Task to complete — Whatever the data contains, copy all of it exactly.

Dataset records —
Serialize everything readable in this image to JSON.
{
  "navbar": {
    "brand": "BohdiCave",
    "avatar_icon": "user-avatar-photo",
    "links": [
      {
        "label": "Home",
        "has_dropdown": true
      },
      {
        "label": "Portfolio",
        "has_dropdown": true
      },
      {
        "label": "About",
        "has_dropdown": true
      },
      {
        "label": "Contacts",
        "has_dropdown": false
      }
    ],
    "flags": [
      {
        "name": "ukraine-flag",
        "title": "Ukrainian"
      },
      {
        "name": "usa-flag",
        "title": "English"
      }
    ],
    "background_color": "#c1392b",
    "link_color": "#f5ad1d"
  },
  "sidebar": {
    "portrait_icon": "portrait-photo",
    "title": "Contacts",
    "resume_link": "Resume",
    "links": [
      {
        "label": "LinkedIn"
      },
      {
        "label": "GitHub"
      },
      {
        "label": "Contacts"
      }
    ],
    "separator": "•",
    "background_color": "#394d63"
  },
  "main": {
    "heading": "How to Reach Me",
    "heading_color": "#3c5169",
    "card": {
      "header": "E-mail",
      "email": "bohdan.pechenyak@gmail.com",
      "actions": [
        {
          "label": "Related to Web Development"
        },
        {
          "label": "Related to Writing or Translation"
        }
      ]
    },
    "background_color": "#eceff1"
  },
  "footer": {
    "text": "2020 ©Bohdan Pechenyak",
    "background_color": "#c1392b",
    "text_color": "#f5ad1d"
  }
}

Exercise answer —
Serialize everything readable in this image to JSON.
{
  "navbar": {
    "brand": "BohdiCave",
    "avatar_icon": "user-avatar-photo",
    "links": [
      {
        "label": "Home",
        "has_dropdown": true
      },
      {
        "label": "Portfolio",
        "has_dropdown": true
      },
      {
        "label": "About",
        "has_dropdown": true
      },
      {
        "label": "Contacts",
        "has_dropdown": false
      }
    ],
    "flags": [
      {
        "name": "ukraine-flag",
        "title": "Ukrainian"
      },
      {
        "name": "usa-flag",
        "title": "English"
      }
    ],
    "background_color": "#c1392b",
    "link_color": "#f5ad1d"
  },
  "sidebar": {
    "portrait_icon": "portrait-photo",
    "title": "Contacts",
    "resume_link": "Resume",
    "links": [
      {
        "label": "LinkedIn"
      },
      {
        "label": "GitHub"
      },
      {
        "label": "Contacts"
      }
    ],
    "separator": "•",
    "background_color": "#394d63"
  },
  "main": {
    "heading": "How to Reach Me",
    "heading_color": "#3c5169",
    "card": {
      "header": "E-mail",
      "email": "bohdan.pechenyak@gmail.com",
      "actions": [
        {
          "label": "Related to Web Development"
        },
        {
          "label": "Related to Writing or Translation"
        }
      ]
    },
    "background_color": "#eceff1"
  },
  "footer": {
    "text": "2020 ©Bohdan Pechenyak",
    "background_color": "#c1392b",
    "text_color": "#f5ad1d"
  }
}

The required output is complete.